The sale was a good start towards meeting my pledge to the UN Plant a Billion Trees Campaign. Trish bought lots of sale-priced trees and shrubs – she’s planting a sanctuary to complement the earthbrick home they’re building on their two-acre lifestyle block.
It’s the long Easter weekend and we’re spending the time at home. The weather’s fine but the temperatures are cooler – especially at night and a light ground fog greets us early these mornings. There’s lots of catch-up work to do and preparations for growing crops in the cooler months.
The tree that fell across the stream – the last of the flood debris, has been cleared. Himself and our neighbour ‘played’ with the chainsaw and the tractor. Much to his chagrin, two year-old grandson wasn’t allowed to help and had to spectate from a distance. Adults get to have all the fun even to dressing up and wearing red ear muffs and leather gloves!
Gardening convert son’s efforts are paying dividends. His recently planted gardens are producing lots of fresh green vegies. He prepared a new bed yesterday and raised it with wheelbarrow loads of rotted wood chippings and compost. Same son sowed rows of broccoli and carrot seeds. He’s annoyed about the white butterfly / caterpillar damage to his cauliflower seedlings.
The local garden centre phoned to let me know that three of the pohutukawa trees I’d ordered have arrived. It’s quite good timing as the ground is moist enough to dig planting holes. In a previous blog, I wrote about planning to plant trees as living connections as special living gifts that celebrate life events. Older son phoned last night to tell me there’s a 50% sale on fruit trees and that he’d managed to buy several fruit trees including an Egremont Russet apple, Omega plum, Snow White nectarine and two heritage fruit trees – a Clergeau pear and an apricot. I’ll get my friend to come along and bring their ute – sounds like there might be some bargains to be had.
I like to rotate where I grow the vegetables in my garden. I have no hard and fast rules and tend to do what my father did. He grew potatoes to clear the ground and condition the soil in preparation for another crop.
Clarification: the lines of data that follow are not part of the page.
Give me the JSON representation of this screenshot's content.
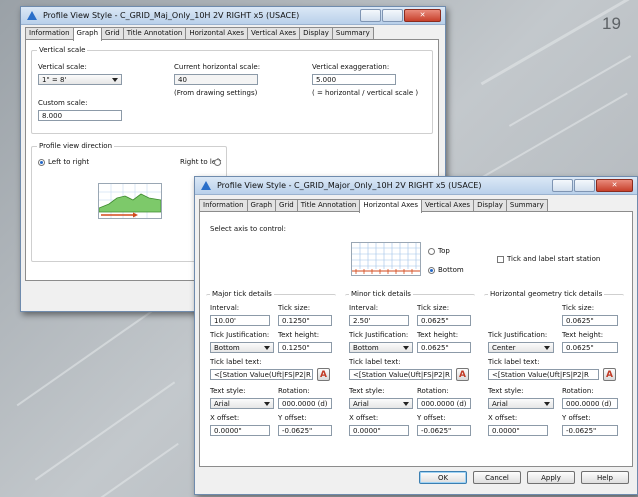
{
  "slide_number": "19",
  "back_dialog": {
    "title": "Profile View Style - C_GRID_Maj_Only_10H 2V RIGHT x5 (USACE)",
    "tabs": [
      "Information",
      "Graph",
      "Grid",
      "Title Annotation",
      "Horizontal Axes",
      "Vertical Axes",
      "Display",
      "Summary"
    ],
    "active_tab": "Graph",
    "vertical_scale": {
      "group_title": "Vertical scale",
      "scale_label": "Vertical scale:",
      "scale_value": "1\" = 8'",
      "custom_label": "Custom scale:",
      "custom_value": "8.000",
      "h_scale_label": "Current horizontal scale:",
      "h_scale_value": "40",
      "h_scale_note": "(From drawing settings)",
      "exag_label": "Vertical exaggeration:",
      "exag_value": "5.000",
      "exag_note": "( = horizontal / vertical scale )"
    },
    "direction": {
      "group_title": "Profile view direction",
      "left_to_right": "Left to right",
      "right_to_left": "Right to left",
      "selected": "left_to_right"
    }
  },
  "front_dialog": {
    "title": "Profile View Style - C_GRID_Major_Only_10H 2V RIGHT x5 (USACE)",
    "tabs": [
      "Information",
      "Graph",
      "Grid",
      "Title Annotation",
      "Horizontal Axes",
      "Vertical Axes",
      "Display",
      "Summary"
    ],
    "active_tab": "Horizontal Axes",
    "select_axis_label": "Select axis to control:",
    "axis_top": "Top",
    "axis_bottom": "Bottom",
    "selected_axis": "Bottom",
    "tick_start_label": "Tick and label start station",
    "columns": [
      {
        "title": "Major tick details",
        "interval_label": "Interval:",
        "interval": "10.00'",
        "tick_size_label": "Tick size:",
        "tick_size": "0.1250\"",
        "justification_label": "Tick Justification:",
        "justification": "Bottom",
        "text_height_label": "Text height:",
        "text_height": "0.1250\"",
        "label_text_label": "Tick label text:",
        "label_text": "<[Station Value(Uft|FS|P2|R",
        "text_style_label": "Text style:",
        "text_style": "Arial",
        "rotation_label": "Rotation:",
        "rotation": "000.0000 (d)",
        "x_offset_label": "X offset:",
        "x_offset": "0.0000\"",
        "y_offset_label": "Y offset:",
        "y_offset": "-0.0625\""
      },
      {
        "title": "Minor tick details",
        "interval_label": "Interval:",
        "interval": "2.50'",
        "tick_size_label": "Tick size:",
        "tick_size": "0.0625\"",
        "justification_label": "Tick Justification:",
        "justification": "Bottom",
        "text_height_label": "Text height:",
        "text_height": "0.0625\"",
        "label_text_label": "Tick label text:",
        "label_text": "<[Station Value(Uft|FS|P2|R",
        "text_style_label": "Text style:",
        "text_style": "Arial",
        "rotation_label": "Rotation:",
        "rotation": "000.0000 (d)",
        "x_offset_label": "X offset:",
        "x_offset": "0.0000\"",
        "y_offset_label": "Y offset:",
        "y_offset": "-0.0625\""
      },
      {
        "title": "Horizontal geometry tick details",
        "tick_size_label": "Tick size:",
        "tick_size": "0.0625\"",
        "justification_label": "Tick Justification:",
        "justification": "Center",
        "text_height_label": "Text height:",
        "text_height": "0.0625\"",
        "label_text_label": "Tick label text:",
        "label_text": "<[Station Value(Uft|FS|P2|R",
        "text_style_label": "Text style:",
        "text_style": "Arial",
        "rotation_label": "Rotation:",
        "rotation": "000.0000 (d)",
        "x_offset_label": "X offset:",
        "x_offset": "0.0000\"",
        "y_offset_label": "Y offset:",
        "y_offset": "-0.0625\""
      }
    ],
    "buttons": {
      "ok": "OK",
      "cancel": "Cancel",
      "apply": "Apply",
      "help": "Help"
    }
  },
  "colors": {
    "accent": "#2a6fc9",
    "title_bar": "#c8dcf1",
    "close_button": "#c7402b",
    "grid_line": "#9fc1e8",
    "profile_fill": "#7dc96a"
  }
}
It’s a common sense approach to organic principles of avoiding the build up of disease problems in the soil. The brassica seeds have sprouted in time to be planted for the winter months ahead. I’ll plant these where I grew the potatoes in rotted hay layered on newspaper.
The hay that was mixed with weathered animal manure is now a crumbly structure and is full of worms. The newspaper that I’d layed down before I planted the potatoes has broken down and is part of the organic matter.
As is my practice, I applied a dusting of dolomite lime in preparation for planting the broccoli, cabbages and cauliflower seedlings and I’ve spread more newspaper around the edges of the new growing beds to suppress weed growth.